PROBLEM DETAILS: Whenever a line in the entries below contains "Enoch", copy that line.

Page and application data records:
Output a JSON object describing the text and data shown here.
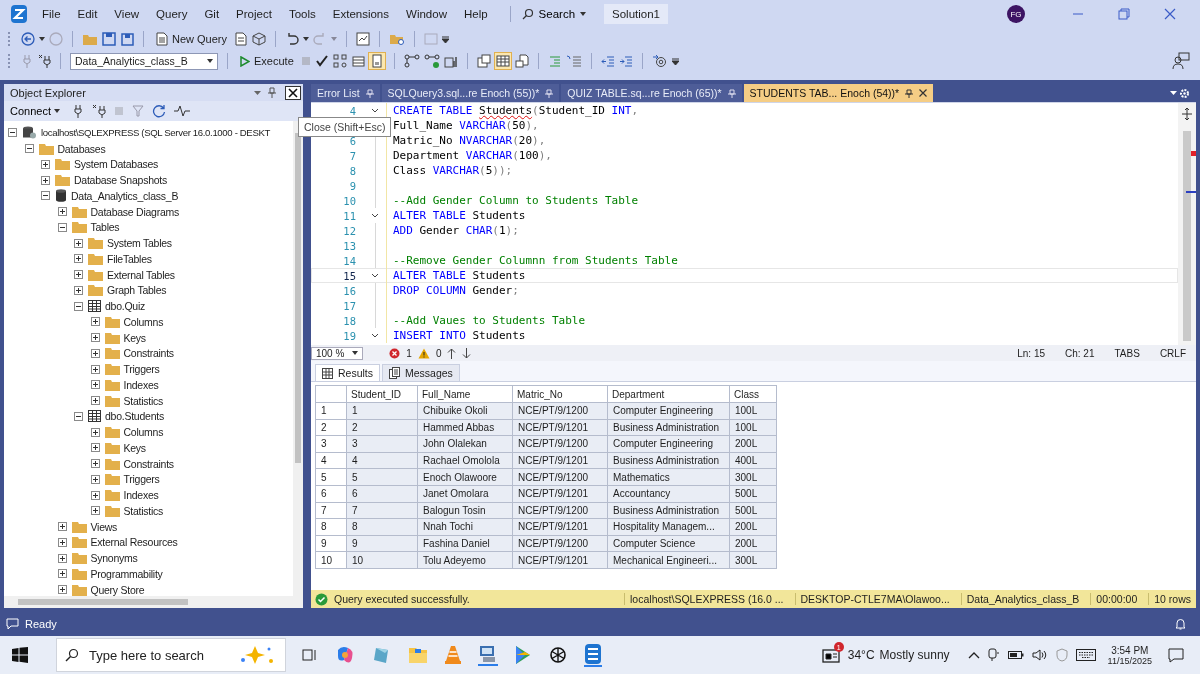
{
  "menu_bar": {
    "items": [
      "File",
      "Edit",
      "View",
      "Query",
      "Git",
      "Project",
      "Tools",
      "Extensions",
      "Window",
      "Help"
    ],
    "search": "Search",
    "solution": "Solution1",
    "account": "FG"
  },
  "toolbar": {
    "new_query": "New Query",
    "database": "Data_Analytics_class_B",
    "execute": "Execute"
  },
  "object_explorer": {
    "title": "Object Explorer",
    "connect": "Connect",
    "tooltip": "Close (Shift+Esc)",
    "tree": [
      {
        "label": "localhost\\SQLEXPRESS (SQL Server 16.0.1000 - DESKT",
        "kind": "server",
        "expanded": true,
        "children": [
          {
            "label": "Databases",
            "kind": "folder",
            "expanded": true,
            "children": [
              {
                "label": "System Databases",
                "kind": "folder",
                "expanded": false
              },
              {
                "label": "Database Snapshots",
                "kind": "folder",
                "expanded": false
              },
              {
                "label": "Data_Analytics_class_B",
                "kind": "database",
                "expanded": true,
                "children": [
                  {
                    "label": "Database Diagrams",
                    "kind": "folder",
                    "expanded": false
                  },
                  {
                    "label": "Tables",
                    "kind": "folder",
                    "expanded": true,
                    "children": [
                      {
                        "label": "System Tables",
                        "kind": "folder",
                        "expanded": false
                      },
                      {
                        "label": "FileTables",
                        "kind": "folder",
                        "expanded": false
                      },
                      {
                        "label": "External Tables",
                        "kind": "folder",
                        "expanded": false
                      },
                      {
                        "label": "Graph Tables",
                        "kind": "folder",
                        "expanded": false
                      },
                      {
                        "label": "dbo.Quiz",
                        "kind": "table",
                        "expanded": true,
                        "children": [
                          {
                            "label": "Columns",
                            "kind": "folder",
                            "expanded": false
                          },
                          {
                            "label": "Keys",
                            "kind": "folder",
                            "expanded": false
                          },
                          {
                            "label": "Constraints",
                            "kind": "folder",
                            "expanded": false
                          },
                          {
                            "label": "Triggers",
                            "kind": "folder",
                            "expanded": false
                          },
                          {
                            "label": "Indexes",
                            "kind": "folder",
                            "expanded": false
                          },
                          {
                            "label": "Statistics",
                            "kind": "folder",
                            "expanded": false
                          }
                        ]
                      },
                      {
                        "label": "dbo.Students",
                        "kind": "table",
                        "expanded": true,
                        "children": [
                          {
                            "label": "Columns",
                            "kind": "folder",
                            "expanded": false
                          },
                          {
                            "label": "Keys",
                            "kind": "folder",
                            "expanded": false
                          },
                          {
                            "label": "Constraints",
                            "kind": "folder",
                            "expanded": false
                          },
                          {
                            "label": "Triggers",
                            "kind": "folder",
                            "expanded": false
                          },
                          {
                            "label": "Indexes",
                            "kind": "folder",
                            "expanded": false
                          },
                          {
                            "label": "Statistics",
                            "kind": "folder",
                            "expanded": false
                          }
                        ]
                      }
                    ]
                  },
                  {
                    "label": "Views",
                    "kind": "folder",
                    "expanded": false
                  },
                  {
                    "label": "External Resources",
                    "kind": "folder",
                    "expanded": false
                  },
                  {
                    "label": "Synonyms",
                    "kind": "folder",
                    "expanded": false
                  },
                  {
                    "label": "Programmability",
                    "kind": "folder",
                    "expanded": false
                  },
                  {
                    "label": "Query Store",
                    "kind": "folder",
                    "expanded": false
                  }
                ]
              }
            ]
          }
        ]
      }
    ]
  },
  "editor_tabs": [
    {
      "label": "Error List",
      "selected": false
    },
    {
      "label": "SQLQuery3.sql...re Enoch (55))*",
      "selected": false
    },
    {
      "label": "QUIZ TABLE.sq...re Enoch (65))*",
      "selected": false
    },
    {
      "label": "STUDENTS TAB... Enoch (54))*",
      "selected": true
    }
  ],
  "code_lines": [
    {
      "n": "4",
      "fold": true,
      "current": false,
      "tokens": [
        {
          "kind": "keyword",
          "text": "CREATE TABLE "
        },
        {
          "kind": "error",
          "text": "Students"
        },
        {
          "kind": "punct",
          "text": "("
        },
        {
          "kind": "name",
          "text": "Student_ID "
        },
        {
          "kind": "keyword",
          "text": "INT"
        },
        {
          "kind": "punct",
          "text": ","
        }
      ]
    },
    {
      "fold": false,
      "current": false,
      "tokens": [
        {
          "kind": "name",
          "text": "Full_Name "
        },
        {
          "kind": "keyword",
          "text": "VARCHAR"
        },
        {
          "kind": "punct",
          "text": "("
        },
        {
          "kind": "name",
          "text": "50"
        },
        {
          "kind": "punct",
          "text": "),"
        }
      ]
    },
    {
      "n": "6",
      "fold": false,
      "current": false,
      "tokens": [
        {
          "kind": "name",
          "text": "Matric_No "
        },
        {
          "kind": "keyword",
          "text": "NVARCHAR"
        },
        {
          "kind": "punct",
          "text": "("
        },
        {
          "kind": "name",
          "text": "20"
        },
        {
          "kind": "punct",
          "text": "),"
        }
      ]
    },
    {
      "n": "7",
      "fold": false,
      "current": false,
      "tokens": [
        {
          "kind": "name",
          "text": "Department "
        },
        {
          "kind": "keyword",
          "text": "VARCHAR"
        },
        {
          "kind": "punct",
          "text": "("
        },
        {
          "kind": "name",
          "text": "100"
        },
        {
          "kind": "punct",
          "text": "),"
        }
      ]
    },
    {
      "n": "8",
      "fold": false,
      "current": false,
      "tokens": [
        {
          "kind": "name",
          "text": "Class "
        },
        {
          "kind": "keyword",
          "text": "VARCHAR"
        },
        {
          "kind": "punct",
          "text": "("
        },
        {
          "kind": "name",
          "text": "5"
        },
        {
          "kind": "punct",
          "text": "));"
        }
      ]
    },
    {
      "n": "9",
      "fold": false,
      "current": false
    },
    {
      "n": "10",
      "fold": false,
      "current": false,
      "tokens": [
        {
          "kind": "comment",
          "text": "--Add Gender Column to Students Table"
        }
      ]
    },
    {
      "n": "11",
      "fold": true,
      "current": false,
      "tokens": [
        {
          "kind": "keyword",
          "text": "ALTER TABLE "
        },
        {
          "kind": "name",
          "text": "Students"
        }
      ]
    },
    {
      "n": "12",
      "fold": false,
      "current": false,
      "tokens": [
        {
          "kind": "keyword",
          "text": "ADD "
        },
        {
          "kind": "name",
          "text": "Gender "
        },
        {
          "kind": "keyword",
          "text": "CHAR"
        },
        {
          "kind": "punct",
          "text": "("
        },
        {
          "kind": "name",
          "text": "1"
        },
        {
          "kind": "punct",
          "text": ");"
        }
      ]
    },
    {
      "n": "13",
      "fold": false,
      "current": false
    },
    {
      "n": "14",
      "fold": false,
      "current": false,
      "tokens": [
        {
          "kind": "comment",
          "text": "--Remove Gender Columnn from Students Table"
        }
      ]
    },
    {
      "n": "15",
      "fold": true,
      "current": true,
      "tokens": [
        {
          "kind": "keyword",
          "text": "ALTER TABLE "
        },
        {
          "kind": "name",
          "text": "Students"
        }
      ]
    },
    {
      "n": "16",
      "fold": false,
      "current": false,
      "tokens": [
        {
          "kind": "keyword",
          "text": "DROP COLUMN "
        },
        {
          "kind": "name",
          "text": "Gender"
        },
        {
          "kind": "punct",
          "text": ";"
        }
      ]
    },
    {
      "n": "17",
      "fold": false,
      "current": false
    },
    {
      "n": "18",
      "fold": false,
      "current": false,
      "tokens": [
        {
          "kind": "comment",
          "text": "--Add Vaues to Students Table"
        }
      ]
    },
    {
      "n": "19",
      "fold": true,
      "current": false,
      "tokens": [
        {
          "kind": "keyword",
          "text": "INSERT INTO "
        },
        {
          "kind": "name",
          "text": "Students"
        }
      ]
    }
  ],
  "editor_status": {
    "zoom": "100 %",
    "errors": "1",
    "warnings": "0",
    "line": "Ln: 15",
    "column": "Ch: 21",
    "indent": "TABS",
    "line_ending": "CRLF"
  },
  "result_tabs": [
    {
      "label": "Results",
      "selected": true
    },
    {
      "label": "Messages",
      "selected": false
    }
  ],
  "table": {
    "columns": [
      "Student_ID",
      "Full_Name",
      "Matric_No",
      "Department",
      "Class"
    ],
    "rows": [
      {
        "number": "1",
        "cells": [
          "1",
          "Chibuike Okoli",
          "NCE/PT/9/1200",
          "Computer Engineering",
          "100L"
        ]
      },
      {
        "number": "2",
        "cells": [
          "2",
          "Hammed Abbas",
          "NCE/PT/9/1201",
          "Business Administration",
          "100L"
        ]
      },
      {
        "number": "3",
        "cells": [
          "3",
          "John Olalekan",
          "NCE/PT/9/1200",
          "Computer Engineering",
          "200L"
        ]
      },
      {
        "number": "4",
        "cells": [
          "4",
          "Rachael Omolola",
          "NCE/PT/9/1201",
          "Business Administration",
          "400L"
        ]
      },
      {
        "number": "5",
        "cells": [
          "5",
          "Enoch Olawoore",
          "NCE/PT/9/1200",
          "Mathematics",
          "300L"
        ]
      },
      {
        "number": "6",
        "cells": [
          "6",
          "Janet Omolara",
          "NCE/PT/9/1201",
          "Accountancy",
          "500L"
        ]
      },
      {
        "number": "7",
        "cells": [
          "7",
          "Balogun Tosin",
          "NCE/PT/9/1200",
          "Business Administration",
          "500L"
        ]
      },
      {
        "number": "8",
        "cells": [
          "8",
          "Nnah Tochi",
          "NCE/PT/9/1201",
          "Hospitality Managem...",
          "200L"
        ]
      },
      {
        "number": "9",
        "cells": [
          "9",
          "Fashina Daniel",
          "NCE/PT/9/1200",
          "Computer Science",
          "200L"
        ]
      },
      {
        "number": "10",
        "cells": [
          "10",
          "Tolu Adeyemo",
          "NCE/PT/9/1201",
          "Mechanical Engineeri...",
          "300L"
        ]
      }
    ]
  },
  "query_status": {
    "message": "Query executed successfully.",
    "server": "localhost\\SQLEXPRESS (16.0 ...",
    "user": "DESKTOP-CTLE7MA\\Olawoo...",
    "database": "Data_Analytics_class_B",
    "elapsed": "00:00:00",
    "rows": "10 rows"
  },
  "status_bar": "Ready",
  "taskbar": {
    "search_placeholder": "Type here to search",
    "weather_badge": "1",
    "temperature": "34°C",
    "weather": "Mostly sunny",
    "time": "3:54 PM",
    "date": "11/15/2025"
  }
}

EXERCISE SOLUTION:
      "label": "SQLQuery3.sql...re Enoch (55))*",
      "label": "QUIZ TABLE.sq...re Enoch (65))*",
      "label": "STUDENTS TAB... Enoch (54))*",
          "Enoch Olawoore",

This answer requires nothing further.